(INPUT Opens)

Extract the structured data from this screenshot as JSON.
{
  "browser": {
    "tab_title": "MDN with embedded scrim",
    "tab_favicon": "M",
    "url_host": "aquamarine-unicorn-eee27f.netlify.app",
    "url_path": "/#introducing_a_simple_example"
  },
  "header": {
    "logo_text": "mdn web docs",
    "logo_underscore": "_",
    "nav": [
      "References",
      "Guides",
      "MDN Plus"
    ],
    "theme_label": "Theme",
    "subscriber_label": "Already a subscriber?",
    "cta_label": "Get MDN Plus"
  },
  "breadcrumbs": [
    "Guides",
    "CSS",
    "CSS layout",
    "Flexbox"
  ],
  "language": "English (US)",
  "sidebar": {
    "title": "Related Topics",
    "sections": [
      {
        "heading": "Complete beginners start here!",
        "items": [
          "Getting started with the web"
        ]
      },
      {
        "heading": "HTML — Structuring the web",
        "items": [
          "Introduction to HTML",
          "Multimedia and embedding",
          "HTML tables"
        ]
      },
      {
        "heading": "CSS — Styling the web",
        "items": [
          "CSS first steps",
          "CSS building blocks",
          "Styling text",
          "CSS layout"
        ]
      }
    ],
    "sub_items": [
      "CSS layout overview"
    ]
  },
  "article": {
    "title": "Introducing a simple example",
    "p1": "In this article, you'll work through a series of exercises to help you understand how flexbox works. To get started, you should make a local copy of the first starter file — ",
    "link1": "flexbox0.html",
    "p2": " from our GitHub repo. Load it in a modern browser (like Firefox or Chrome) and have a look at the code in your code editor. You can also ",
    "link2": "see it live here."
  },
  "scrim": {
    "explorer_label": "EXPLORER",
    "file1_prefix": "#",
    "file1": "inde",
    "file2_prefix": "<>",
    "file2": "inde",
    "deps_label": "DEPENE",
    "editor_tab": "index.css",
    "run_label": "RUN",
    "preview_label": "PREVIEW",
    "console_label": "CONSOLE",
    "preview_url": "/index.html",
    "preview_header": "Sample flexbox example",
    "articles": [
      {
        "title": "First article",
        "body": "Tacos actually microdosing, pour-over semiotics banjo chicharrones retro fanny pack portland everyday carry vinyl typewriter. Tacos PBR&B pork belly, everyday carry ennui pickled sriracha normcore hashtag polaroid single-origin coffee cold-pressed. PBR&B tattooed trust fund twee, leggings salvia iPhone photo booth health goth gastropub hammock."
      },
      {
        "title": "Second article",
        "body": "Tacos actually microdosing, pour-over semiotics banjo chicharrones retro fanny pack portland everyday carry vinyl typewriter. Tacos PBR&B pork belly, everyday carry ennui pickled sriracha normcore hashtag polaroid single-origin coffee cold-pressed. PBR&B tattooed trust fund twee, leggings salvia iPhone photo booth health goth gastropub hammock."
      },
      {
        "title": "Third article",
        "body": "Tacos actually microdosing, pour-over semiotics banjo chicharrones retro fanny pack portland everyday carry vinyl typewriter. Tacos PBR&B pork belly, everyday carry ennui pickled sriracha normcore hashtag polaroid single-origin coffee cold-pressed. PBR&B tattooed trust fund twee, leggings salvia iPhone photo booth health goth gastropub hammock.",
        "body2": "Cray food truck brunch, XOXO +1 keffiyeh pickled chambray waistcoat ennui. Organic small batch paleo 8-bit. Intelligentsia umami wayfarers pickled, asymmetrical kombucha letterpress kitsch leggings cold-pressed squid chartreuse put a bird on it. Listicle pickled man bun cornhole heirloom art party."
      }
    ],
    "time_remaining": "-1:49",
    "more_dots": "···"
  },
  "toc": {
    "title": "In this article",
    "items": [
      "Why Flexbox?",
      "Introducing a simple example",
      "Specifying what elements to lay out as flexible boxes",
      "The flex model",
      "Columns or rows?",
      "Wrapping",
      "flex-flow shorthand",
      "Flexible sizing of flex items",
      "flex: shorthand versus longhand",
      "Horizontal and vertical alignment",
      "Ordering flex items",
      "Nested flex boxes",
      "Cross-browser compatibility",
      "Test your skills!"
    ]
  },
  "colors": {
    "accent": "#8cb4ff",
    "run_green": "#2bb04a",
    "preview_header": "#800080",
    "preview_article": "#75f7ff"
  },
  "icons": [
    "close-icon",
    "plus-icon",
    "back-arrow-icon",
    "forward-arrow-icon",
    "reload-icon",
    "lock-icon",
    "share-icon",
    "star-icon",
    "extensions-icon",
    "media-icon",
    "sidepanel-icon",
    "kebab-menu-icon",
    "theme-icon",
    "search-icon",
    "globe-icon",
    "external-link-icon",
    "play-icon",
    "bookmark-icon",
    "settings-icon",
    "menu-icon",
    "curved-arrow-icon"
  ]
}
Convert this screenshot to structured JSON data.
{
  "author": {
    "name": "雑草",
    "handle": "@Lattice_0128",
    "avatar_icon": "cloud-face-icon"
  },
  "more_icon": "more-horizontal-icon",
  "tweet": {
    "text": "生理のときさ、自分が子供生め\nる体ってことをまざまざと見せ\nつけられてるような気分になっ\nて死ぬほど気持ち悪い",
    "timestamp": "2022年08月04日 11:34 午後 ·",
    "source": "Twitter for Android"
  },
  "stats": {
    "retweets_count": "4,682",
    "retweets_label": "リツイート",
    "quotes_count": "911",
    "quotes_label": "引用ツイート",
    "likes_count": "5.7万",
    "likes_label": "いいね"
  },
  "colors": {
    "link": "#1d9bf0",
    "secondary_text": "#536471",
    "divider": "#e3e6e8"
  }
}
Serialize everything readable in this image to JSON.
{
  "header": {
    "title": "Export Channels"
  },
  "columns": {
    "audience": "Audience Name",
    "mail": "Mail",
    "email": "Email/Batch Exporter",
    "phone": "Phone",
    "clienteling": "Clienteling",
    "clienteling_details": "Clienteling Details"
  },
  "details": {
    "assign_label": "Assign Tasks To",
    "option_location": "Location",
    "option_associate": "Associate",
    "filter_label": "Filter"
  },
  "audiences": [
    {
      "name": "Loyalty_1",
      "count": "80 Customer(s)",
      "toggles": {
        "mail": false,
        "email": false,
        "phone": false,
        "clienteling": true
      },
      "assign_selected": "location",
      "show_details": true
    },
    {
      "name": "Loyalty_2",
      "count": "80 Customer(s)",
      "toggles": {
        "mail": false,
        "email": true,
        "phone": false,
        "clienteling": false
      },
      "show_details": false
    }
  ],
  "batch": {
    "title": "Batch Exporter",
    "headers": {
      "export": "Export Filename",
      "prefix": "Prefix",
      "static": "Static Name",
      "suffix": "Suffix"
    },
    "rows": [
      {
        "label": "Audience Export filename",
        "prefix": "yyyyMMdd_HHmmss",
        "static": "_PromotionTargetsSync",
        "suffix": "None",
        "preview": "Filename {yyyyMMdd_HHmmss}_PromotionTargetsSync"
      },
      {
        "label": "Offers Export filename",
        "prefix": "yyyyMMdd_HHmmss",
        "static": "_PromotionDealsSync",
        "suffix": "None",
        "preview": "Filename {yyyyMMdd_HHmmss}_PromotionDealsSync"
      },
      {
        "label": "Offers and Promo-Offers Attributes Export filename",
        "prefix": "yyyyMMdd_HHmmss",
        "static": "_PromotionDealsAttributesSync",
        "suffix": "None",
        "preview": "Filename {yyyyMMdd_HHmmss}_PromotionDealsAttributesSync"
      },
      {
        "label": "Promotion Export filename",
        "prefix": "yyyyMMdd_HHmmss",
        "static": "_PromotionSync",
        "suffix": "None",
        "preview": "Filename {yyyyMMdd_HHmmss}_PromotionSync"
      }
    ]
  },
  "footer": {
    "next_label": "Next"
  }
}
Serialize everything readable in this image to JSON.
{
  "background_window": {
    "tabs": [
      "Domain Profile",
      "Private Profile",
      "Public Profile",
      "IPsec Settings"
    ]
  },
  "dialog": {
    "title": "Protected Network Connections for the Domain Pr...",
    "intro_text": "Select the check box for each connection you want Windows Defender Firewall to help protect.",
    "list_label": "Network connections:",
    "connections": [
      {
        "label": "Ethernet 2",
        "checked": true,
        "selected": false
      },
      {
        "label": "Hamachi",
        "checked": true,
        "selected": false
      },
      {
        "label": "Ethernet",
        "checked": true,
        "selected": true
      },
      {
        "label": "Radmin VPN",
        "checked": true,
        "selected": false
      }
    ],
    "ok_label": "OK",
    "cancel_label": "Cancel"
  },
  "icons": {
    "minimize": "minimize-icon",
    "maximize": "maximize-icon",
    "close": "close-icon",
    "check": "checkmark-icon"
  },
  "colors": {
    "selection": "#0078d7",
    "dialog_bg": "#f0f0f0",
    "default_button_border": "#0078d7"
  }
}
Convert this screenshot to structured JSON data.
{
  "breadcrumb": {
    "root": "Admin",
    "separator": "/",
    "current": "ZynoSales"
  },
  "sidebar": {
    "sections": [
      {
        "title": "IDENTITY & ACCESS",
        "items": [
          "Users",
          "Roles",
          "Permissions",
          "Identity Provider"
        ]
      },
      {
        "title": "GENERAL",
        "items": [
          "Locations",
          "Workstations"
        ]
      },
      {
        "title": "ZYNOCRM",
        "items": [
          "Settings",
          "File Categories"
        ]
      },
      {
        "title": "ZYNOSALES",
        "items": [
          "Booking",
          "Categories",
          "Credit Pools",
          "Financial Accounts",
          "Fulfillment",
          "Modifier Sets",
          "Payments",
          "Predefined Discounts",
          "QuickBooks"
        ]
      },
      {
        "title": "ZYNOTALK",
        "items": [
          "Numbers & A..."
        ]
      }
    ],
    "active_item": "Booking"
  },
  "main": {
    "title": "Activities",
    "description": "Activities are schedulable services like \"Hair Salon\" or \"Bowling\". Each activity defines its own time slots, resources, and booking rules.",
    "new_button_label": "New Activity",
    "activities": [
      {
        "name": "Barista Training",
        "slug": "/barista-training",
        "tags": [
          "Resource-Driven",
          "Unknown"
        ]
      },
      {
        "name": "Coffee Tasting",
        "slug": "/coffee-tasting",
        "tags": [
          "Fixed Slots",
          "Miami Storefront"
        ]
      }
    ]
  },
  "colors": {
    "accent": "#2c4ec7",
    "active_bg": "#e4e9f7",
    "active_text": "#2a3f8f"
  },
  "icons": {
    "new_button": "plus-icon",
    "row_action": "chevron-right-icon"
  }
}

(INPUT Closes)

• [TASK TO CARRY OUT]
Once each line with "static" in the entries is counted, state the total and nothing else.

• [WRITTEN RESPONSE]
5